Dennis Beach, city manager of Pompano Beach, wants to put prospective volunteers through a more rigorous training course before allowing them to volunteer on city committees. He hopes that it will help to prevent arrests like the one that occurred Monday, when a member of a city development committee, Vicente Thrower, was arrested on charges of accepting some $50,000 in
bribes consulting fees from businesses seeking his support of their building plans.
Of course, it seems that there should have already been a system in place for making sure city volunteers were well-versed on ethics statutes. "What was being done was that they were simply giving [volunteers] this information," Beach said in an interview this afternoon. "But just because you give it to them doesn't mean that they are going to read it, absorb it, and gain a clear understanding of what's expected."

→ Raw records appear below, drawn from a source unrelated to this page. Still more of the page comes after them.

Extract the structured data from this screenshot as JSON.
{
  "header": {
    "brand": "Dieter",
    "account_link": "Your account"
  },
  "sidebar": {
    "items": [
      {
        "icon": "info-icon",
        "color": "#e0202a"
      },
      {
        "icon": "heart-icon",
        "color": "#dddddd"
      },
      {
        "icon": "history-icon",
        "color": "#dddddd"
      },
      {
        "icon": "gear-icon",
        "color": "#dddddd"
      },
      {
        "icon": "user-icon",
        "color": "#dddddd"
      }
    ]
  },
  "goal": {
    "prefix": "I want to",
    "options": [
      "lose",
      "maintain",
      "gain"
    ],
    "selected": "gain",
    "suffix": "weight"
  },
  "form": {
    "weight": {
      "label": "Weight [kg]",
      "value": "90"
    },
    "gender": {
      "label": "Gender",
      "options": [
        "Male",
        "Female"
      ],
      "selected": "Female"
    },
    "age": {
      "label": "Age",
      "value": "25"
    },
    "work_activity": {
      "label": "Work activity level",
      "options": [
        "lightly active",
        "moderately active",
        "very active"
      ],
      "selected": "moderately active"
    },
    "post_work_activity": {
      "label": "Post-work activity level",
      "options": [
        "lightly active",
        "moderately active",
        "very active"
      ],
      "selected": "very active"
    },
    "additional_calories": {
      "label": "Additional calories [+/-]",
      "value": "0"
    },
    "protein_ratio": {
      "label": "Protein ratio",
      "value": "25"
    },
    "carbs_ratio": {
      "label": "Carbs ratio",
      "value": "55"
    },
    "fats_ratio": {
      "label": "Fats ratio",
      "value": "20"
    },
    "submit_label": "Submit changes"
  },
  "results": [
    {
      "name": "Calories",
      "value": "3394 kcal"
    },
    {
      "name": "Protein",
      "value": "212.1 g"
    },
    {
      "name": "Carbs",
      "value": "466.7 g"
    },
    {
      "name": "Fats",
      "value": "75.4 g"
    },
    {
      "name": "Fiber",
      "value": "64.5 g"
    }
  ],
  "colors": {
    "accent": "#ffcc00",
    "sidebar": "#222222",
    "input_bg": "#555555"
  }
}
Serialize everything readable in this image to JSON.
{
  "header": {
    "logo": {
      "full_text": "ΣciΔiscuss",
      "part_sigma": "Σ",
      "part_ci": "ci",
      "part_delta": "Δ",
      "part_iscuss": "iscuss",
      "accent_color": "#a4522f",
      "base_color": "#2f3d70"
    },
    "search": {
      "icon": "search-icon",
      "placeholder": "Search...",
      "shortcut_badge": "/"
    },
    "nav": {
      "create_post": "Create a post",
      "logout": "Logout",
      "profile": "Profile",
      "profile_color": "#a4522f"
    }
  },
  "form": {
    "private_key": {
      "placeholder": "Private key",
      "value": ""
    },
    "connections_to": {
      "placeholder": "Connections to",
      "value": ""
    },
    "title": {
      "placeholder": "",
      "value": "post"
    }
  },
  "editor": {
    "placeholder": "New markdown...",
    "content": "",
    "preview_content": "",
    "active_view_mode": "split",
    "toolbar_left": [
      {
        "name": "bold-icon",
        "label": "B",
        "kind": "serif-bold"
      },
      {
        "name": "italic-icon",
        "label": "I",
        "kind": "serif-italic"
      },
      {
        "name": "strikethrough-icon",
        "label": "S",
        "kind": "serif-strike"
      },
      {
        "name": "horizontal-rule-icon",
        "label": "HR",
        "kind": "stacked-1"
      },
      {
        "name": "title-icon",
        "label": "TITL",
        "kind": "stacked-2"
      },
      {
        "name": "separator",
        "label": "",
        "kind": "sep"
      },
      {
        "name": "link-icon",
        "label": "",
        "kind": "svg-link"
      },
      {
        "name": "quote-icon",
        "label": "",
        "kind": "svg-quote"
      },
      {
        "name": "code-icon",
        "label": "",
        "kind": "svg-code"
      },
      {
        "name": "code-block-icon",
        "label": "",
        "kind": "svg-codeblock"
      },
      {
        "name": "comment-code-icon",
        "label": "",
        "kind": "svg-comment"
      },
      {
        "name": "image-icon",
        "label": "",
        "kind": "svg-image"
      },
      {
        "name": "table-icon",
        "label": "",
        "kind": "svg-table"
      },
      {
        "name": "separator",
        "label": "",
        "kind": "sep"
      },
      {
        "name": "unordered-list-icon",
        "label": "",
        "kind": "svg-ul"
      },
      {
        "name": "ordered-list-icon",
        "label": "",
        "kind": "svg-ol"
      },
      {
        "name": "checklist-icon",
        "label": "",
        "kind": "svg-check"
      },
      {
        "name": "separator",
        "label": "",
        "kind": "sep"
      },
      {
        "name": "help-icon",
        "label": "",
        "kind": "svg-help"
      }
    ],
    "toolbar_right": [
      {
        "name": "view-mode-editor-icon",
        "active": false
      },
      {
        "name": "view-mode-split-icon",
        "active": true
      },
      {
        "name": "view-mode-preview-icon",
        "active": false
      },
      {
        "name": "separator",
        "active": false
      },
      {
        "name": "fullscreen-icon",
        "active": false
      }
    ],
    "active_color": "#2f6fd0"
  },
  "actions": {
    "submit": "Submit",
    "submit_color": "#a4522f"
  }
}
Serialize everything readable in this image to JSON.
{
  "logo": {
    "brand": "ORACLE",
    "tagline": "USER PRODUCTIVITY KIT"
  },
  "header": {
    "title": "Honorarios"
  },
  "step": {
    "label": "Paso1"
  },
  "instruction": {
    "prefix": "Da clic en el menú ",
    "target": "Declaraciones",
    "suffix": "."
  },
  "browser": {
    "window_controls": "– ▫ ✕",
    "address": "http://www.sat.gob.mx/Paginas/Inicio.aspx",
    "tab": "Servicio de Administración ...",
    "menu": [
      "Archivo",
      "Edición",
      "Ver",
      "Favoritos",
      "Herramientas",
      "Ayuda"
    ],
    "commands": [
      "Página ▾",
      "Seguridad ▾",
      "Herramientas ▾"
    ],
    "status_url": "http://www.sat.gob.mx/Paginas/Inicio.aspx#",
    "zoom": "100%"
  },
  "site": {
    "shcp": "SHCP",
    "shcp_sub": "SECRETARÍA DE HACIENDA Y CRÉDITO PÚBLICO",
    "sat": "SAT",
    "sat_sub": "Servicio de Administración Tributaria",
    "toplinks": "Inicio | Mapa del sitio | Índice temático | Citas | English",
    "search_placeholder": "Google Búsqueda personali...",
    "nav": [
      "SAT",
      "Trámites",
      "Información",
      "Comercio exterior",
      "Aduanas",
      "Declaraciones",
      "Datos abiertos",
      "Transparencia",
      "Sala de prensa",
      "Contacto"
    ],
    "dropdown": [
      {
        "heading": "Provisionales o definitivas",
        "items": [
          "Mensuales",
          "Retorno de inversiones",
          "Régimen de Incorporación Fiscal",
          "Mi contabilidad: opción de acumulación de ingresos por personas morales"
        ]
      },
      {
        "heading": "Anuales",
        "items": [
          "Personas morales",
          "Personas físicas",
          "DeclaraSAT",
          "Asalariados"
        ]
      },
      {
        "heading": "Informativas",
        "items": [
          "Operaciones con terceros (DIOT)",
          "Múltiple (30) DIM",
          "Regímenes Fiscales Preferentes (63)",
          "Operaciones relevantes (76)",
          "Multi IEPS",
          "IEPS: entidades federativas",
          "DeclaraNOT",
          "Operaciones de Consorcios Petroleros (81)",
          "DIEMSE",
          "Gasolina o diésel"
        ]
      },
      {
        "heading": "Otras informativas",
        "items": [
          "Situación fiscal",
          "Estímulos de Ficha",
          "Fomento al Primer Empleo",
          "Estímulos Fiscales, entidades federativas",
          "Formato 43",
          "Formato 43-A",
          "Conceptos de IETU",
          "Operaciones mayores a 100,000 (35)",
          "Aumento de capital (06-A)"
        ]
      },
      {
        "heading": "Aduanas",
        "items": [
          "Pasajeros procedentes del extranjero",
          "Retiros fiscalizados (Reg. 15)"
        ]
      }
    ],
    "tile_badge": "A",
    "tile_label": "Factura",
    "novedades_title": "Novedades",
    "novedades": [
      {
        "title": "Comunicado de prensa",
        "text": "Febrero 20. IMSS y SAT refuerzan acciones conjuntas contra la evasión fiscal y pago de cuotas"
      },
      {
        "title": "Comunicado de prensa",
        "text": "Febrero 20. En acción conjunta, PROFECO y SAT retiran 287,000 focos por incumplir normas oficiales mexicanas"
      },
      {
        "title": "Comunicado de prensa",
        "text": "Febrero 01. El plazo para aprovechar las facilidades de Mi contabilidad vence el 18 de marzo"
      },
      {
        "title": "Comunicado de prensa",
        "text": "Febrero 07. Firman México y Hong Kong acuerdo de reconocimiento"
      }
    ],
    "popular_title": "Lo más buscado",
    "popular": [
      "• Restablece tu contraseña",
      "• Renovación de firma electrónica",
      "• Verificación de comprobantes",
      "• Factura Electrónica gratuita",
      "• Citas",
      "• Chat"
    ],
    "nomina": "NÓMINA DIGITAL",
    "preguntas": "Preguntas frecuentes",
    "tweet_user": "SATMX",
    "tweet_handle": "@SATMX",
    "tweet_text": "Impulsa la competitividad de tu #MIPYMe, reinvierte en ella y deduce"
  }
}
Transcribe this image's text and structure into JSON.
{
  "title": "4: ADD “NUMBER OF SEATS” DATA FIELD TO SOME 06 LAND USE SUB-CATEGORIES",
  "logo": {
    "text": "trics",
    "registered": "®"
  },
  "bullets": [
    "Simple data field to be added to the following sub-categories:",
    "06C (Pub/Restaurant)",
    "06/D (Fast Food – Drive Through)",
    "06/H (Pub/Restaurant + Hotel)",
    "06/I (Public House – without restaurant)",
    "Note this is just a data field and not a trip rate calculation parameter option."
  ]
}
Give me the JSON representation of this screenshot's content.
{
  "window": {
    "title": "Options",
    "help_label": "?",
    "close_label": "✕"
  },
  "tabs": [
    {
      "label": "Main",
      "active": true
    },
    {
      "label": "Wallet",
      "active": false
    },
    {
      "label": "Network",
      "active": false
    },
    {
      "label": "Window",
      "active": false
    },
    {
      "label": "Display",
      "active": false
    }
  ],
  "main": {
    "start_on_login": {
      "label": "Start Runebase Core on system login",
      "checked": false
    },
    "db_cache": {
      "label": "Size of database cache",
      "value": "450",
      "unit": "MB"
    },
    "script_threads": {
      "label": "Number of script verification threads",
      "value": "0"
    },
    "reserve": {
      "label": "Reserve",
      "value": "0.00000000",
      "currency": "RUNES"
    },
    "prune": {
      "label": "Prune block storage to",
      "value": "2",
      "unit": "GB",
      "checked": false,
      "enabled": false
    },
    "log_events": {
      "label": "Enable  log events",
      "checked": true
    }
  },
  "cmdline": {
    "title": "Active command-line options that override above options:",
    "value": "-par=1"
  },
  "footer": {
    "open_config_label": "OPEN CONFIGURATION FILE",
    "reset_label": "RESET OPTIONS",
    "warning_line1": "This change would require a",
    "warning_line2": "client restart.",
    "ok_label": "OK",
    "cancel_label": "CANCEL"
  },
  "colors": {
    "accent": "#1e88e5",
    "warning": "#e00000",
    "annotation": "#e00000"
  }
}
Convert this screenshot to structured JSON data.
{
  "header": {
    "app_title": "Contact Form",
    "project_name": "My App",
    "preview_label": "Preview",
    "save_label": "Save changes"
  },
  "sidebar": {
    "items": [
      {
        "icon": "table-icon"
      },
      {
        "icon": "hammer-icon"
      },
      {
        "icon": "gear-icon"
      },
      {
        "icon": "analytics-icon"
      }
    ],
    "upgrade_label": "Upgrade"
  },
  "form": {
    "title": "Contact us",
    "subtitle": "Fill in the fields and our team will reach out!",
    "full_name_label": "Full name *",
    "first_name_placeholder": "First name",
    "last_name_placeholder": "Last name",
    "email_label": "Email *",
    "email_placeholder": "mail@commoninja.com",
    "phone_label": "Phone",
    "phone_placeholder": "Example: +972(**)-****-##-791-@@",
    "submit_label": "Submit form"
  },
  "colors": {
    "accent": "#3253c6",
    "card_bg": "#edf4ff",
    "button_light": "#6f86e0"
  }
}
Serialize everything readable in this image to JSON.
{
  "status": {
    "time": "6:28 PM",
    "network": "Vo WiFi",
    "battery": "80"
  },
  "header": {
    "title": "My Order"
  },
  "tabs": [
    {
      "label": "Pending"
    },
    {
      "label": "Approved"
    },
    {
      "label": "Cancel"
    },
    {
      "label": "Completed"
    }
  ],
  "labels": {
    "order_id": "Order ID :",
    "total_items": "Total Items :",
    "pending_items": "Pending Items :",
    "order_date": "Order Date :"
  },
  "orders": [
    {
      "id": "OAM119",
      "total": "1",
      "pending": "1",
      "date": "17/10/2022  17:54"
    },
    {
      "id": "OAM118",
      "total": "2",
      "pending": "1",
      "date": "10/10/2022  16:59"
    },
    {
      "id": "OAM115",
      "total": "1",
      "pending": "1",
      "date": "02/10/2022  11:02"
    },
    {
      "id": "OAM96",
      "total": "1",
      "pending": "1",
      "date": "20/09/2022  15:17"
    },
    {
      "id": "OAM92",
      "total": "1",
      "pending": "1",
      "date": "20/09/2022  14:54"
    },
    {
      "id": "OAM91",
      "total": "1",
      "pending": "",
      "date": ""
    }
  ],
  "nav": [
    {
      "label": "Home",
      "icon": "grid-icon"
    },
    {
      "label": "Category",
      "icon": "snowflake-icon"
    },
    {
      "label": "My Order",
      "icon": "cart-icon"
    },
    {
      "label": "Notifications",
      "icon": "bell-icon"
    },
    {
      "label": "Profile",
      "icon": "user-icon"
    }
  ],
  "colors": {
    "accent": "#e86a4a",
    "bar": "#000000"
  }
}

The call for training is a rite of passage for every public body that discovers corruption in its midst.
Just in the past year, training has been advertised as a cure for the corruption-addled North Broward Hospital District, Broward County Commission, and the Broward County School District, just as it was for the South Florida Water Management District, the Palm Beach County Commission... we could go on. Around this time next month, you can bet Deerfield Beach will be talking about how training could have saved it the embarrassment that's coming next week when the forensic auditor releases his analysis on the city's handling of state and federal housing funds.
I asked Beach whether he had reason to believe that the Broward State Attorney's case against Thrower was part of a larger case that will engulf other city officials. "I'm not aware of anything beyond what's been reported in the papers," Beach said, adding that the FBI has not communicated with his office since Thrower's arrest Monday. "I would be surprised if what you're describing [a culture of corruption] is the case."
We Believe Local Journalism is Critical to the Life of a City
Engaging with our readers is essential to New Times Broward-Palm Beach's mission. Make a financial contribution or sign up for a newsletter, and help us keep telling South Florida's stories with no paywalls.
Support Our Journalism
CORRECTION: A previous version of this article said that Thrower was accused of accepting $50,000 in bribes. That was incorrect. The $50,000 were consulting fees. We regret the error. Thrower has been charged with one count of soliciting a bribe based on allegations that he sought a $2,000 monthly payment from a consulting firm that wanted a municipal contract renewed.